== Segment start ==

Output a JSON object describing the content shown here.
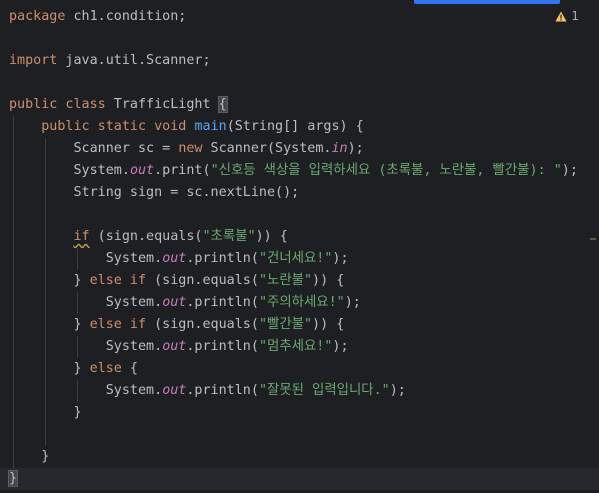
{
  "editor": {
    "inspection": {
      "count": "1",
      "icon": "warning-triangle-icon",
      "color": "#f2c55c"
    },
    "colors": {
      "background": "#1e1f22",
      "keyword": "#cf8e6d",
      "string": "#6aab73",
      "method": "#56a8f5",
      "field": "#c77dbb",
      "text": "#bcbec4"
    },
    "lines": [
      [
        {
          "t": "package",
          "c": "kw"
        },
        {
          "t": " ch1.condition;",
          "c": "plain"
        }
      ],
      [],
      [
        {
          "t": "import",
          "c": "kw"
        },
        {
          "t": " java.util.Scanner;",
          "c": "plain"
        }
      ],
      [],
      [
        {
          "t": "public class",
          "c": "kw"
        },
        {
          "t": " TrafficLight ",
          "c": "plain"
        },
        {
          "t": "{",
          "c": "plain",
          "brace": true
        }
      ],
      [
        {
          "t": "    "
        },
        {
          "t": "public static void",
          "c": "kw"
        },
        {
          "t": " ",
          "c": "plain"
        },
        {
          "t": "main",
          "c": "fn"
        },
        {
          "t": "(String[] args) {",
          "c": "plain"
        }
      ],
      [
        {
          "t": "        "
        },
        {
          "t": "Scanner sc = ",
          "c": "plain"
        },
        {
          "t": "new",
          "c": "kw"
        },
        {
          "t": " Scanner(System.",
          "c": "plain"
        },
        {
          "t": "in",
          "c": "fld"
        },
        {
          "t": ");",
          "c": "plain"
        }
      ],
      [
        {
          "t": "        "
        },
        {
          "t": "System.",
          "c": "plain"
        },
        {
          "t": "out",
          "c": "fld"
        },
        {
          "t": ".print(",
          "c": "plain"
        },
        {
          "t": "\"신호등 색상을 입력하세요 (초록불, 노란불, 빨간불): \"",
          "c": "str"
        },
        {
          "t": ");",
          "c": "plain"
        }
      ],
      [
        {
          "t": "        "
        },
        {
          "t": "String sign = sc.nextLine();",
          "c": "plain"
        }
      ],
      [],
      [
        {
          "t": "        "
        },
        {
          "t": "if",
          "c": "kw",
          "warn": true
        },
        {
          "t": " (sign.equals(",
          "c": "plain"
        },
        {
          "t": "\"초록불\"",
          "c": "str"
        },
        {
          "t": ")) {",
          "c": "plain"
        }
      ],
      [
        {
          "t": "            "
        },
        {
          "t": "System.",
          "c": "plain"
        },
        {
          "t": "out",
          "c": "fld"
        },
        {
          "t": ".println(",
          "c": "plain"
        },
        {
          "t": "\"건너세요!\"",
          "c": "str"
        },
        {
          "t": ");",
          "c": "plain"
        }
      ],
      [
        {
          "t": "        "
        },
        {
          "t": "} ",
          "c": "plain"
        },
        {
          "t": "else if",
          "c": "kw"
        },
        {
          "t": " (sign.equals(",
          "c": "plain"
        },
        {
          "t": "\"노란불\"",
          "c": "str"
        },
        {
          "t": ")) {",
          "c": "plain"
        }
      ],
      [
        {
          "t": "            "
        },
        {
          "t": "System.",
          "c": "plain"
        },
        {
          "t": "out",
          "c": "fld"
        },
        {
          "t": ".println(",
          "c": "plain"
        },
        {
          "t": "\"주의하세요!\"",
          "c": "str"
        },
        {
          "t": ");",
          "c": "plain"
        }
      ],
      [
        {
          "t": "        "
        },
        {
          "t": "} ",
          "c": "plain"
        },
        {
          "t": "else if",
          "c": "kw"
        },
        {
          "t": " (sign.equals(",
          "c": "plain"
        },
        {
          "t": "\"빨간불\"",
          "c": "str"
        },
        {
          "t": ")) {",
          "c": "plain"
        }
      ],
      [
        {
          "t": "            "
        },
        {
          "t": "System.",
          "c": "plain"
        },
        {
          "t": "out",
          "c": "fld"
        },
        {
          "t": ".println(",
          "c": "plain"
        },
        {
          "t": "\"멈추세요!\"",
          "c": "str"
        },
        {
          "t": ");",
          "c": "plain"
        }
      ],
      [
        {
          "t": "        "
        },
        {
          "t": "} ",
          "c": "plain"
        },
        {
          "t": "else",
          "c": "kw"
        },
        {
          "t": " {",
          "c": "plain"
        }
      ],
      [
        {
          "t": "            "
        },
        {
          "t": "System.",
          "c": "plain"
        },
        {
          "t": "out",
          "c": "fld"
        },
        {
          "t": ".println(",
          "c": "plain"
        },
        {
          "t": "\"잘못된 입력입니다.\"",
          "c": "str"
        },
        {
          "t": ");",
          "c": "plain"
        }
      ],
      [
        {
          "t": "        "
        },
        {
          "t": "}",
          "c": "plain"
        }
      ],
      [],
      [
        {
          "t": "    "
        },
        {
          "t": "}",
          "c": "plain"
        }
      ],
      [
        {
          "t": "}",
          "c": "plain",
          "brace": true
        }
      ]
    ]
  }
}
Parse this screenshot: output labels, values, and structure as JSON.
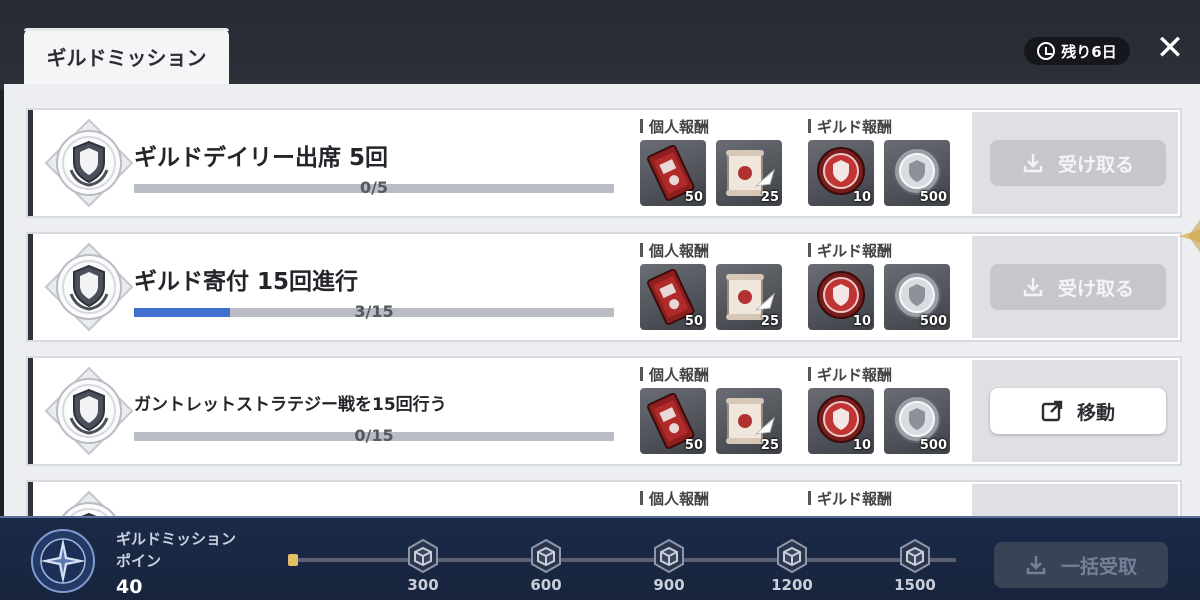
{
  "header": {
    "tab_label": "ギルドミッション",
    "remaining_label": "残り6日"
  },
  "labels": {
    "personal_reward": "個人報酬",
    "guild_reward": "ギルド報酬"
  },
  "missions": [
    {
      "title": "ギルドデイリー出席 5回",
      "progress_text": "0/5",
      "progress_ratio": 0,
      "personal_rewards": [
        {
          "icon": "red-ticket-icon",
          "qty": "50"
        },
        {
          "icon": "scroll-quill-icon",
          "qty": "25"
        }
      ],
      "guild_rewards": [
        {
          "icon": "red-guild-coin-icon",
          "qty": "10"
        },
        {
          "icon": "silver-coin-icon",
          "qty": "500"
        }
      ],
      "action": {
        "label": "受け取る",
        "state": "disabled",
        "icon": "download-icon"
      }
    },
    {
      "title": "ギルド寄付 15回進行",
      "progress_text": "3/15",
      "progress_ratio": 0.2,
      "personal_rewards": [
        {
          "icon": "red-ticket-icon",
          "qty": "50"
        },
        {
          "icon": "scroll-quill-icon",
          "qty": "25"
        }
      ],
      "guild_rewards": [
        {
          "icon": "red-guild-coin-icon",
          "qty": "10"
        },
        {
          "icon": "silver-coin-icon",
          "qty": "500"
        }
      ],
      "action": {
        "label": "受け取る",
        "state": "disabled",
        "icon": "download-icon"
      }
    },
    {
      "title": "ガントレットストラテジー戦を15回行う",
      "progress_text": "0/15",
      "progress_ratio": 0,
      "personal_rewards": [
        {
          "icon": "red-ticket-icon",
          "qty": "50"
        },
        {
          "icon": "scroll-quill-icon",
          "qty": "25"
        }
      ],
      "guild_rewards": [
        {
          "icon": "red-guild-coin-icon",
          "qty": "10"
        },
        {
          "icon": "silver-coin-icon",
          "qty": "500"
        }
      ],
      "action": {
        "label": "移動",
        "state": "active",
        "icon": "external-link-icon"
      }
    }
  ],
  "bottom": {
    "points_label": "ギルドミッションポイン",
    "points_value": "40",
    "milestones": [
      "300",
      "600",
      "900",
      "1200",
      "1500"
    ],
    "claim_all_label": "一括受取"
  },
  "colors": {
    "progress_fill": "#3f6fcf",
    "bottom_bar": "#1a2a48",
    "milestone_knob": "#e3c066"
  }
}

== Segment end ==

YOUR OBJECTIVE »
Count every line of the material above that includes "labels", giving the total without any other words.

SOLUTION FOR THIS TASK »
2